By Chris Matthews
Tuesday, January 18, 2011
A vigorous debate over the role of government is always at the heart of our democracy. Since the shootings in Arizona, however, many have said that our partisan ferocity is unhealthy.
So it seems like a good time to reflect on Ronald Reagan and Tip O'Neill. It would serve us well to understand how these very different politicians managed to temper their philosophical divide with a public, and sometimes personal, cordiality.
About this time of year three decades ago, Reagan went to the Capitol to deliver the State of the Union address. His designated "holding room" was the speaker's ceremonial office just off the House floor. I was a senior aide to the speaker, and I thought a little kidding was in order.
"Mr. President, welcome to the room where we plot against you," I said.
"Oh, no, not after 6," he replied. "The speaker says that here in Washington we're all friends after 6."
Reagan was warm - and he meant his words. For years, he and O'Neill engaged in tough partisan competition. They gave no quarter and expected none. The president believed that government wasn't the solution; it was the problem.
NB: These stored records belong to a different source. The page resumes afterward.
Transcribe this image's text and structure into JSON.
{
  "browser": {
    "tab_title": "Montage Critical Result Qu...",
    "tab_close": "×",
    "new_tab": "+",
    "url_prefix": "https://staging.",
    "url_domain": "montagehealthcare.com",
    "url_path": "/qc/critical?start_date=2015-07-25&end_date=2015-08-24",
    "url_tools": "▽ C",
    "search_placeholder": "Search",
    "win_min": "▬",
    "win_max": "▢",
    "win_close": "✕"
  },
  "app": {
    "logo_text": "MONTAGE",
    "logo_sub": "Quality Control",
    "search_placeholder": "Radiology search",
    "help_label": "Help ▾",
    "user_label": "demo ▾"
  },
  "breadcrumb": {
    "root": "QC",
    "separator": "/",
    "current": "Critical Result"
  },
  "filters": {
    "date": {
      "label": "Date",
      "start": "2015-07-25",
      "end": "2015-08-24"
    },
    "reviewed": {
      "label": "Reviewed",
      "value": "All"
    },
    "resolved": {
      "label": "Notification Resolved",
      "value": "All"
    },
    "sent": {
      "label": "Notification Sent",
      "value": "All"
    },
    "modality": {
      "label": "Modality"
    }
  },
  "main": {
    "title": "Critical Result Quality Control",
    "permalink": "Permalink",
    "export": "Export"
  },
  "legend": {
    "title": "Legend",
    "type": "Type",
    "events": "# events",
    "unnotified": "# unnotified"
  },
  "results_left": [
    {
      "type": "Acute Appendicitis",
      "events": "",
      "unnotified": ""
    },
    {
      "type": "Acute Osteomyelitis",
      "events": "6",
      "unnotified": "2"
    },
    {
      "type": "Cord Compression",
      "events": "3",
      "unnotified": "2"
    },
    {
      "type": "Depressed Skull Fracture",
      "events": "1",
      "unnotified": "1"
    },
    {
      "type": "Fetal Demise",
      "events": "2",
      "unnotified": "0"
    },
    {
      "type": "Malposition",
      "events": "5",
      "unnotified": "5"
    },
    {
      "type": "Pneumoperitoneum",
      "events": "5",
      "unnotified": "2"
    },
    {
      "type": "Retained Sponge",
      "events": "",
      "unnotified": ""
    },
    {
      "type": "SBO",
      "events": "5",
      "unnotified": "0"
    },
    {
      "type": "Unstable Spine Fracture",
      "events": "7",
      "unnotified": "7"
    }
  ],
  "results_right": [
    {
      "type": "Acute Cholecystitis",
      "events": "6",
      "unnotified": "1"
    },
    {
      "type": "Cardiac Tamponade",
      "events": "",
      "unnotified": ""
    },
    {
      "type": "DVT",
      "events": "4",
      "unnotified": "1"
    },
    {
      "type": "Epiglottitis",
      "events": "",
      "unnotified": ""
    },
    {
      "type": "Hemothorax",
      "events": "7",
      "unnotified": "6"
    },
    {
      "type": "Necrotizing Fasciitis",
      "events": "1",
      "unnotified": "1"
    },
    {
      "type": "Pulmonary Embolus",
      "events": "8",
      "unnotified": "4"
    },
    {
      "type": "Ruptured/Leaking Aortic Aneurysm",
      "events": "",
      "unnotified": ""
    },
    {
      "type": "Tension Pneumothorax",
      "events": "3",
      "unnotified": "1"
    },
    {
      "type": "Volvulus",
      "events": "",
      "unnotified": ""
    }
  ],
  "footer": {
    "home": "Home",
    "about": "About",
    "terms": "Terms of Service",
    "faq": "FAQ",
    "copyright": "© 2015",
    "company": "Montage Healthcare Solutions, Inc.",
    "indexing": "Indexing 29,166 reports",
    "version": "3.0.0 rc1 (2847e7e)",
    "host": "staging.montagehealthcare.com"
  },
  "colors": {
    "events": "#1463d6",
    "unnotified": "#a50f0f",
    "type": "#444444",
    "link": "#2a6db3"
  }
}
The House speaker believed that people, especially the old, the sick and the young, needed help along the way.